(Data records for software interfaces)

********

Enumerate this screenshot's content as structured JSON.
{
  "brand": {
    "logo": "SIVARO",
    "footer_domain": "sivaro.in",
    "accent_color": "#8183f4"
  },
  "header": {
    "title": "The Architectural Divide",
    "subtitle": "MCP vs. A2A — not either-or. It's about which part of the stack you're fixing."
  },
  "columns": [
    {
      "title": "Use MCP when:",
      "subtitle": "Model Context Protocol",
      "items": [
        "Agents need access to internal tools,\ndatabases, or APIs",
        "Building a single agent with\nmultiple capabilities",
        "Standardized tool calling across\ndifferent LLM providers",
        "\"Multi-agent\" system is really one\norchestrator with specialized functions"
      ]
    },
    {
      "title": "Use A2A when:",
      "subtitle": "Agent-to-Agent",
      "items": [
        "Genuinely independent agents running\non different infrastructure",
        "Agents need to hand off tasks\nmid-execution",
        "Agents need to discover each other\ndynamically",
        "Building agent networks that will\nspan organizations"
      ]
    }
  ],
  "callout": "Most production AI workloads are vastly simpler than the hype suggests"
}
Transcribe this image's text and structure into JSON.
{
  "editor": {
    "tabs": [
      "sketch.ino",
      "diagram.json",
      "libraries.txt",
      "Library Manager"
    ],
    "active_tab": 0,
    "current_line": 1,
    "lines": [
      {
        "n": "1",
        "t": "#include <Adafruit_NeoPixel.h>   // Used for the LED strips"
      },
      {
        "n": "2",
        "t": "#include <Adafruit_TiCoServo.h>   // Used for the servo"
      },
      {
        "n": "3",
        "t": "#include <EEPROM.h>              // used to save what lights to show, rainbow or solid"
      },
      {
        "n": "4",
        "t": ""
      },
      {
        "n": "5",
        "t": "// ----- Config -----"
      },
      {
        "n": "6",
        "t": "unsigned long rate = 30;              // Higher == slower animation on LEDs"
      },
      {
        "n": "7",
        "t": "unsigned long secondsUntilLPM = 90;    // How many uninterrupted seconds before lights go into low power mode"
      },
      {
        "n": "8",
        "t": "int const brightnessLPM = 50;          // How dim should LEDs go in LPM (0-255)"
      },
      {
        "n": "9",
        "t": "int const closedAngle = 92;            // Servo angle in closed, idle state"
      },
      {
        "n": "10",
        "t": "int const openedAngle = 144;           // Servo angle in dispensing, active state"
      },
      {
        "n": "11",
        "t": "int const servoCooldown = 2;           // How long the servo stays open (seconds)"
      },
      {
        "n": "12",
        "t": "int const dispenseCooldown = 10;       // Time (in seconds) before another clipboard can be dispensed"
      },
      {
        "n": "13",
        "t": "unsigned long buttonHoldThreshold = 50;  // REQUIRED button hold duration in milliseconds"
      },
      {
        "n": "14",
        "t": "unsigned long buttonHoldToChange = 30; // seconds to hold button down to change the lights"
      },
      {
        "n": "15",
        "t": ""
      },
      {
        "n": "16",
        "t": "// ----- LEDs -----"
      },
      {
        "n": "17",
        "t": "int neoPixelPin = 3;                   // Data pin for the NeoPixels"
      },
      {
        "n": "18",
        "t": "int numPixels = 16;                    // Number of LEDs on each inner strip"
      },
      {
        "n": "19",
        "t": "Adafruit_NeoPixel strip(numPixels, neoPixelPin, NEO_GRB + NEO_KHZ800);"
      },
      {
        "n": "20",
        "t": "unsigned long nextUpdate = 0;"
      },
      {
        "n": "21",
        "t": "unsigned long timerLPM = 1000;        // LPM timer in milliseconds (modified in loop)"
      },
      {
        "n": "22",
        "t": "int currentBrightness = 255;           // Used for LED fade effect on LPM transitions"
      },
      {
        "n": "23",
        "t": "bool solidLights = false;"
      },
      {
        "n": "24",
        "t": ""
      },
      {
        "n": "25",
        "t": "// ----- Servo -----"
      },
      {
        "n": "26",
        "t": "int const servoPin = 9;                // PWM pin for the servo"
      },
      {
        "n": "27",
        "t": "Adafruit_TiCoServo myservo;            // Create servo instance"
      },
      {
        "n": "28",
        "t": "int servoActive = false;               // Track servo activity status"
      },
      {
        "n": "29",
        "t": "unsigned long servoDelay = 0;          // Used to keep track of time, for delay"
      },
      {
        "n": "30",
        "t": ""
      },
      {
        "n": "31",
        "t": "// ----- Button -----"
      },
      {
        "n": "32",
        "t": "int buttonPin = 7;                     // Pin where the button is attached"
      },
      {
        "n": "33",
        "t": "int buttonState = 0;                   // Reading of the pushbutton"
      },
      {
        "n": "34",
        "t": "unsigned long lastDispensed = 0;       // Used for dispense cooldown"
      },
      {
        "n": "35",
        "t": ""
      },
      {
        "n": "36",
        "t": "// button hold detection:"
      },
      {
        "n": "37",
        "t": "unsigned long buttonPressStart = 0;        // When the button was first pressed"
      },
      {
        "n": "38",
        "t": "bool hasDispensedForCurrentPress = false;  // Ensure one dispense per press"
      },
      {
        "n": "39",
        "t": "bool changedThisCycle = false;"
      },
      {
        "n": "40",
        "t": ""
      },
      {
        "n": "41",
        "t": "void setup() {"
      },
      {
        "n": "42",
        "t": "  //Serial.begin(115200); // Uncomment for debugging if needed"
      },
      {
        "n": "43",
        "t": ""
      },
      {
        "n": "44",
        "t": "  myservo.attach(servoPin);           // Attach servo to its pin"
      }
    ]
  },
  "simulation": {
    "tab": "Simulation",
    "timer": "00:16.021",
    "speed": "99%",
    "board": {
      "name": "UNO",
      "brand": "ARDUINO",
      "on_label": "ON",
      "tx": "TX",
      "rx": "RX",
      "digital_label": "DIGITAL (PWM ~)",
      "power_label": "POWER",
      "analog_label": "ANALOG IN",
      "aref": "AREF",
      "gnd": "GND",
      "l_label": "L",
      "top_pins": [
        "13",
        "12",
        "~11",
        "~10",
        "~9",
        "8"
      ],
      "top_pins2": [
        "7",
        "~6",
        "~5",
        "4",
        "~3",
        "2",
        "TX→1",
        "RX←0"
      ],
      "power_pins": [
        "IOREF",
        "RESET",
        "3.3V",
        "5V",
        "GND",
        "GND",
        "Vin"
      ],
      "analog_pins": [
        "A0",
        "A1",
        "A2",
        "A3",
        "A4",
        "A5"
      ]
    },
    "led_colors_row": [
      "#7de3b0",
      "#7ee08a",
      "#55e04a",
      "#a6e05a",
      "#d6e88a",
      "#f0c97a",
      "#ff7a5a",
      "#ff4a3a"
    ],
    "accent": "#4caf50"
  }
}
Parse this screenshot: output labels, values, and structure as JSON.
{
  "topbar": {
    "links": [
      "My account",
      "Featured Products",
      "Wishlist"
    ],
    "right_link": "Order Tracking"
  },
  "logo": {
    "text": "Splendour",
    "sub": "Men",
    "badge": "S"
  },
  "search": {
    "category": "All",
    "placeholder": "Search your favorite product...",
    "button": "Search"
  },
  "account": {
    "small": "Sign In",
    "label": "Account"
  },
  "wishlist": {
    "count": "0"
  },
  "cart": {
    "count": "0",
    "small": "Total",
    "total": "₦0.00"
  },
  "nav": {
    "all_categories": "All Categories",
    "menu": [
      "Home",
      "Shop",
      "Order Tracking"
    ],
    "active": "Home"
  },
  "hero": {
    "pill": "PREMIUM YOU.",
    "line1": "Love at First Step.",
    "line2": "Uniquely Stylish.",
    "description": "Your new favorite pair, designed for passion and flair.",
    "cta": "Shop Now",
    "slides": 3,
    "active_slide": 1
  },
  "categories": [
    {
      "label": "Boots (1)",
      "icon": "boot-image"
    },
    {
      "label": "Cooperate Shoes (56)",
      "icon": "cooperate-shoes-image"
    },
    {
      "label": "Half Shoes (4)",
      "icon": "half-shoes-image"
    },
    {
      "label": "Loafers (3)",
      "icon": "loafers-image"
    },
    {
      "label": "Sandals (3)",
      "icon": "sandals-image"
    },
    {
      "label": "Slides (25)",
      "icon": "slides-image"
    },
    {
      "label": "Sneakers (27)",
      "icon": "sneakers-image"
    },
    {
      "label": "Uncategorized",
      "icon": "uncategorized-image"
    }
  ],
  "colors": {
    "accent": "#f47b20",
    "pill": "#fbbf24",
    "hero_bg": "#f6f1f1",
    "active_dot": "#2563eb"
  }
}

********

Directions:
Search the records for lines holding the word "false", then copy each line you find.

Output for this task:
        "t": "bool solidLights = false;"
        "t": "int servoActive = false;               // Track servo activity status"
        "t": "bool hasDispensedForCurrentPress = false;  // Ensure one dispense per press"
        "t": "bool changedThisCycle = false;"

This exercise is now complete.